How can seniors in the LGBTQ+ community trust that healthcare providers and allied professionals will give them culturally competent care? That’s been a real concern for decades because very few large-scale, healthcare-related studies have focused on the needs of LGBTQ+ seniors. It’s one example of how social inequality translates directly to quality of care and quality of life.

“Members of the LGBT community are at increased risk for a number of health threats when compared to their heterosexual peers,” according to the Centers for Disease Control and Prevention. Some of these disparities “are associated with social and structural inequities, such as the stigma and discrimination that LGBT populations experience.”

Fortunately, we’re seeing more research being conducted, and actions being taken, to address these inequalities and ensure LGBTQ+ seniors can enjoy the same opportunities to age well that others may take for granted. For example, Vanderbilt University is conducting the first long-term study of older LGBTQ+ people in the South.

“Having a healthcare provider that you view as LGBT-affirming actually shapes your healthcare experience,” said Tara McKay, assistant professor of medicine, health, and society at Vanderbilt. “We know that this age group is hesitant to go to see a doctor. They have either personally experienced or have heard about other people’s experiences of discrimination from providers. This, on average, keeps them home longer with an illness before they seek help—making the situation worse.”

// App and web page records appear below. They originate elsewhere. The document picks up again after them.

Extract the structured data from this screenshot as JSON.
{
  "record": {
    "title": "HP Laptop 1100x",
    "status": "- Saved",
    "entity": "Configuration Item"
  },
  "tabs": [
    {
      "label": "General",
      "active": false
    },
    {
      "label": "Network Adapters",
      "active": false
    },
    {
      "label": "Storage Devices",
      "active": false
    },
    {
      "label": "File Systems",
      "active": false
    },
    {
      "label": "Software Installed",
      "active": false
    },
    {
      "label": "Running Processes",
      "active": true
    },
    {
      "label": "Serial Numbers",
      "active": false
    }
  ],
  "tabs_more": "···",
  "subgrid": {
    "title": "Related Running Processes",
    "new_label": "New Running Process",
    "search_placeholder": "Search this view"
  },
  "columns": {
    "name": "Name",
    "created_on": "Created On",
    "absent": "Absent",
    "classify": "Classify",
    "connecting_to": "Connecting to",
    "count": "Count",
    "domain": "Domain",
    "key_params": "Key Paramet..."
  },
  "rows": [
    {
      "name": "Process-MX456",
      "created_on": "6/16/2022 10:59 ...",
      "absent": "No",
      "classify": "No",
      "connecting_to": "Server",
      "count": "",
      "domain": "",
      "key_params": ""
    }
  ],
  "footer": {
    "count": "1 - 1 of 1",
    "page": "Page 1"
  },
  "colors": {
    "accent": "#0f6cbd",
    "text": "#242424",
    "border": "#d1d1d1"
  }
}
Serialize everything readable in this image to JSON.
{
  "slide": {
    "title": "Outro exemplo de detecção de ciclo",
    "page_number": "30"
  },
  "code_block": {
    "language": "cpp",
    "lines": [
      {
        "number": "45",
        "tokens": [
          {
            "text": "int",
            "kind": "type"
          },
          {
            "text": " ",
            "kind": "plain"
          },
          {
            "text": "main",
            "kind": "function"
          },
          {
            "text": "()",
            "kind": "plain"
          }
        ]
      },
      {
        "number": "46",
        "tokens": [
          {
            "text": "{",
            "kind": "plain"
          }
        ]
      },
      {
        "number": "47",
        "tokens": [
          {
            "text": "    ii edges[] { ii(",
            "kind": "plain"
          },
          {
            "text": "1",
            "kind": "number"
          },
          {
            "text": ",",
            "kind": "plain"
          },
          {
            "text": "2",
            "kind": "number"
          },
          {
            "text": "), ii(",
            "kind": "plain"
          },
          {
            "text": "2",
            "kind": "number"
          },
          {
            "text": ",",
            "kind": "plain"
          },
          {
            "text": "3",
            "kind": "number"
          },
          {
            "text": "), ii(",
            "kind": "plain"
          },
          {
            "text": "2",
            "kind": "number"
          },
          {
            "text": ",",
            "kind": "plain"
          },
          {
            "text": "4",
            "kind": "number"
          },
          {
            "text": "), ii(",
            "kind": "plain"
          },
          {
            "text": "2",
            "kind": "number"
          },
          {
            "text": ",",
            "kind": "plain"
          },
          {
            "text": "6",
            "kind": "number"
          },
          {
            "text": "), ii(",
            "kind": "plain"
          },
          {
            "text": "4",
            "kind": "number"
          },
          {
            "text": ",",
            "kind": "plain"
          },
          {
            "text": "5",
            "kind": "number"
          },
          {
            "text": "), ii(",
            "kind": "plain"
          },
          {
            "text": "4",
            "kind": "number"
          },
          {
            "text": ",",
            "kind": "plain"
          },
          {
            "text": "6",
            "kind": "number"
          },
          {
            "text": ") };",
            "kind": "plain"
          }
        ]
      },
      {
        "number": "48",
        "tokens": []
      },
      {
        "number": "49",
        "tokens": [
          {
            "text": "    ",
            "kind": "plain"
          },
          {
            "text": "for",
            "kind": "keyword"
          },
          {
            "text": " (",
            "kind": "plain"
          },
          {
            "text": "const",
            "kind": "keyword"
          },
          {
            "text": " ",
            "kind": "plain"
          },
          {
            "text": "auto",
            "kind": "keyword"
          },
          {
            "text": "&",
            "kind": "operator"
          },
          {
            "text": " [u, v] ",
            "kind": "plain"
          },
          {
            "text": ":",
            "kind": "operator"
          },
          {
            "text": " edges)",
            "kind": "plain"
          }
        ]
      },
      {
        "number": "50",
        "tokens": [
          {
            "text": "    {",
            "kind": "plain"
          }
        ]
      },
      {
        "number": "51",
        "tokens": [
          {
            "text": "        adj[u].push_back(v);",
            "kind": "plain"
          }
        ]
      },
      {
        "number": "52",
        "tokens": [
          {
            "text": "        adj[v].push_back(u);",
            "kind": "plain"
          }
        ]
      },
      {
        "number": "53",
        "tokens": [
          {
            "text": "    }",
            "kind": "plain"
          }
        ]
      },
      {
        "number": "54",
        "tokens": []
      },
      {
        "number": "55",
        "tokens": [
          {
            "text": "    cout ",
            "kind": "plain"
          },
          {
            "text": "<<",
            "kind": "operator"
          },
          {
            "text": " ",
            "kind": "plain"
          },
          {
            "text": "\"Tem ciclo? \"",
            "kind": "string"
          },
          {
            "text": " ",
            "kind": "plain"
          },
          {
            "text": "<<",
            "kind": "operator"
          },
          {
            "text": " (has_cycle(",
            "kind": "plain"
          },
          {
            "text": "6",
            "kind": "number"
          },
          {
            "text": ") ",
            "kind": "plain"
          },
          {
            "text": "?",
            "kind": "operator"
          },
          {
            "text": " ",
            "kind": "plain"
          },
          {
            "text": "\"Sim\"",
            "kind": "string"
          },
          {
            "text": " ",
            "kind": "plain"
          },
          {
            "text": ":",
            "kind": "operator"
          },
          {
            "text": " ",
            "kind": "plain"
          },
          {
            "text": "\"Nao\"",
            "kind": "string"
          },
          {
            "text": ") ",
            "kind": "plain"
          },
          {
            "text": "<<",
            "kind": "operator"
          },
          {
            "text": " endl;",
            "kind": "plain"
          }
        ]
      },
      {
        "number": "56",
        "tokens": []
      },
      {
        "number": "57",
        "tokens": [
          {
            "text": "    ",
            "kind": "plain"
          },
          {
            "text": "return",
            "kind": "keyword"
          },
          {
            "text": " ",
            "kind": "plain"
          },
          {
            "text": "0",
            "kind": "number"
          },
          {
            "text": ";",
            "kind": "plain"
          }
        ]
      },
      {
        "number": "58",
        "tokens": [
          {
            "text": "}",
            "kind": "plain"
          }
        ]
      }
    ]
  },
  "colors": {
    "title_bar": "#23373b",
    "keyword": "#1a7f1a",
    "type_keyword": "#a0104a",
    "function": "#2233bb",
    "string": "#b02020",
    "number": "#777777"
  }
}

At Healthy People 2030, a project of the U.S. Department of Health and Human Services, one of the research goals is to increase the number of national surveys that collect data on LGBTQ populations. “Lesbian, gay, and bisexual people have specific health-related challenges and disparities—and accurate data is key to identifying how to meet their health needs. But only a few national [healthcare-related] surveys include questions on sexual orientation,” says the Healthy People 2030 website. “Adding questions about sexual orientation to more surveys can help inform health promotion strategies for these groups.”

Inclusive care is proven to work. Early results from part of the Vanderbilt study noted, “Compared to participants reporting a usual source of care that is not affirming, participants with an LGBTQ+ affirming provider are more likely to have ever and recently received several types of preventative care, including routine checkups, colorectal cancer screenings, flu shot, and HIV test. Access to an LGBTQ+ affirming provider is also associated with better management of mental health conditions and a lower level of cognitive impairment.”

Here at Windward, we believe firmly in inclusive care, and we customize our care to each individual’s needs and preferences. We’re proud of our SAGECare certification at the silver level—training that demonstrates our commitment to inclusive care. Please contact us if you would like to learn more about our home care, care management, or home health services.